Segment Open

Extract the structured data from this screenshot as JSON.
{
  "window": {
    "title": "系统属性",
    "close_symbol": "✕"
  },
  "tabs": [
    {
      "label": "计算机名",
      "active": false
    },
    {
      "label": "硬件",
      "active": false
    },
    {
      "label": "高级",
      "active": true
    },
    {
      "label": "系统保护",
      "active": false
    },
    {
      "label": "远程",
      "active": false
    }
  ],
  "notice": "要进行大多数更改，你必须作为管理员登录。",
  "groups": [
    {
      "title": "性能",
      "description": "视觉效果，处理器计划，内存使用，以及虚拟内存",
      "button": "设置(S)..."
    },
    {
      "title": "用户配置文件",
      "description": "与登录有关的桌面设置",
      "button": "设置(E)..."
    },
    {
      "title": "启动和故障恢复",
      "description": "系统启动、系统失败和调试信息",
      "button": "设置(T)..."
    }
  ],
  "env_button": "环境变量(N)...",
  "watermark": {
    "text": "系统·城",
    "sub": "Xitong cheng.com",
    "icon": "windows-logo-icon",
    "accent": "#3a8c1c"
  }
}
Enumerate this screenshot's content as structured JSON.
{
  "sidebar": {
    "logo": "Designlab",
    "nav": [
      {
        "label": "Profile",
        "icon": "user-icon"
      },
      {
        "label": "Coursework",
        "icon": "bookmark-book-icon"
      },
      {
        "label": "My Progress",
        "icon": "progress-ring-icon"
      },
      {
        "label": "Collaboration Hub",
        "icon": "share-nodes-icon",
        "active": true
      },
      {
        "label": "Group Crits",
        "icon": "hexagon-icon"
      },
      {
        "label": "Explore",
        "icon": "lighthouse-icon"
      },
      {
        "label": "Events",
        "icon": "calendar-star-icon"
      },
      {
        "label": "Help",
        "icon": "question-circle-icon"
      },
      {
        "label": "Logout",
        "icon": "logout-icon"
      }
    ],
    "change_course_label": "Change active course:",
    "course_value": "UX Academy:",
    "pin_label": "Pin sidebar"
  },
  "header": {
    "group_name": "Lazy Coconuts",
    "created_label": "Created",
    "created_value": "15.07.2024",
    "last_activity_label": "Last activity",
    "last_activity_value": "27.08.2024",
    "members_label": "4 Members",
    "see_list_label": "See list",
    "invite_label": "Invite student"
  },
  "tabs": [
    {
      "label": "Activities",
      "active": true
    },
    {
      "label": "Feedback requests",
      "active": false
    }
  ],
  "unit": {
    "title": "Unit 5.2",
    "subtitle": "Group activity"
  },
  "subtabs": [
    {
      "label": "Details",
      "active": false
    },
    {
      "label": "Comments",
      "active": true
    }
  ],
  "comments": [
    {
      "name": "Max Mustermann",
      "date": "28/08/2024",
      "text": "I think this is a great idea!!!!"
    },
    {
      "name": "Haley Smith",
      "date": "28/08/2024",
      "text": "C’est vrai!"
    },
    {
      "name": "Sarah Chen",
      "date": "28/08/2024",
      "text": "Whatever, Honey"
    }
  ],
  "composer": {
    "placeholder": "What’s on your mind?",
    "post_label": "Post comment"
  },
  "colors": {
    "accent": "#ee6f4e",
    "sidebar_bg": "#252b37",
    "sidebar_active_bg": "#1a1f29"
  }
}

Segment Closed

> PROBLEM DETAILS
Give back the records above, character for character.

> SOLUTION TO THE EXERCISE
Extract the structured data from this screenshot as JSON.
{
  "window": {
    "title": "系统属性",
    "close_symbol": "✕"
  },
  "tabs": [
    {
      "label": "计算机名",
      "active": false
    },
    {
      "label": "硬件",
      "active": false
    },
    {
      "label": "高级",
      "active": true
    },
    {
      "label": "系统保护",
      "active": false
    },
    {
      "label": "远程",
      "active": false
    }
  ],
  "notice": "要进行大多数更改，你必须作为管理员登录。",
  "groups": [
    {
      "title": "性能",
      "description": "视觉效果，处理器计划，内存使用，以及虚拟内存",
      "button": "设置(S)..."
    },
    {
      "title": "用户配置文件",
      "description": "与登录有关的桌面设置",
      "button": "设置(E)..."
    },
    {
      "title": "启动和故障恢复",
      "description": "系统启动、系统失败和调试信息",
      "button": "设置(T)..."
    }
  ],
  "env_button": "环境变量(N)...",
  "watermark": {
    "text": "系统·城",
    "sub": "Xitong cheng.com",
    "icon": "windows-logo-icon",
    "accent": "#3a8c1c"
  }
}
Enumerate this screenshot's content as structured JSON.
{
  "sidebar": {
    "logo": "Designlab",
    "nav": [
      {
        "label": "Profile",
        "icon": "user-icon"
      },
      {
        "label": "Coursework",
        "icon": "bookmark-book-icon"
      },
      {
        "label": "My Progress",
        "icon": "progress-ring-icon"
      },
      {
        "label": "Collaboration Hub",
        "icon": "share-nodes-icon",
        "active": true
      },
      {
        "label": "Group Crits",
        "icon": "hexagon-icon"
      },
      {
        "label": "Explore",
        "icon": "lighthouse-icon"
      },
      {
        "label": "Events",
        "icon": "calendar-star-icon"
      },
      {
        "label": "Help",
        "icon": "question-circle-icon"
      },
      {
        "label": "Logout",
        "icon": "logout-icon"
      }
    ],
    "change_course_label": "Change active course:",
    "course_value": "UX Academy:",
    "pin_label": "Pin sidebar"
  },
  "header": {
    "group_name": "Lazy Coconuts",
    "created_label": "Created",
    "created_value": "15.07.2024",
    "last_activity_label": "Last activity",
    "last_activity_value": "27.08.2024",
    "members_label": "4 Members",
    "see_list_label": "See list",
    "invite_label": "Invite student"
  },
  "tabs": [
    {
      "label": "Activities",
      "active": true
    },
    {
      "label": "Feedback requests",
      "active": false
    }
  ],
  "unit": {
    "title": "Unit 5.2",
    "subtitle": "Group activity"
  },
  "subtabs": [
    {
      "label": "Details",
      "active": false
    },
    {
      "label": "Comments",
      "active": true
    }
  ],
  "comments": [
    {
      "name": "Max Mustermann",
      "date": "28/08/2024",
      "text": "I think this is a great idea!!!!"
    },
    {
      "name": "Haley Smith",
      "date": "28/08/2024",
      "text": "C’est vrai!"
    },
    {
      "name": "Sarah Chen",
      "date": "28/08/2024",
      "text": "Whatever, Honey"
    }
  ],
  "composer": {
    "placeholder": "What’s on your mind?",
    "post_label": "Post comment"
  },
  "colors": {
    "accent": "#ee6f4e",
    "sidebar_bg": "#252b37",
    "sidebar_active_bg": "#1a1f29"
  }
}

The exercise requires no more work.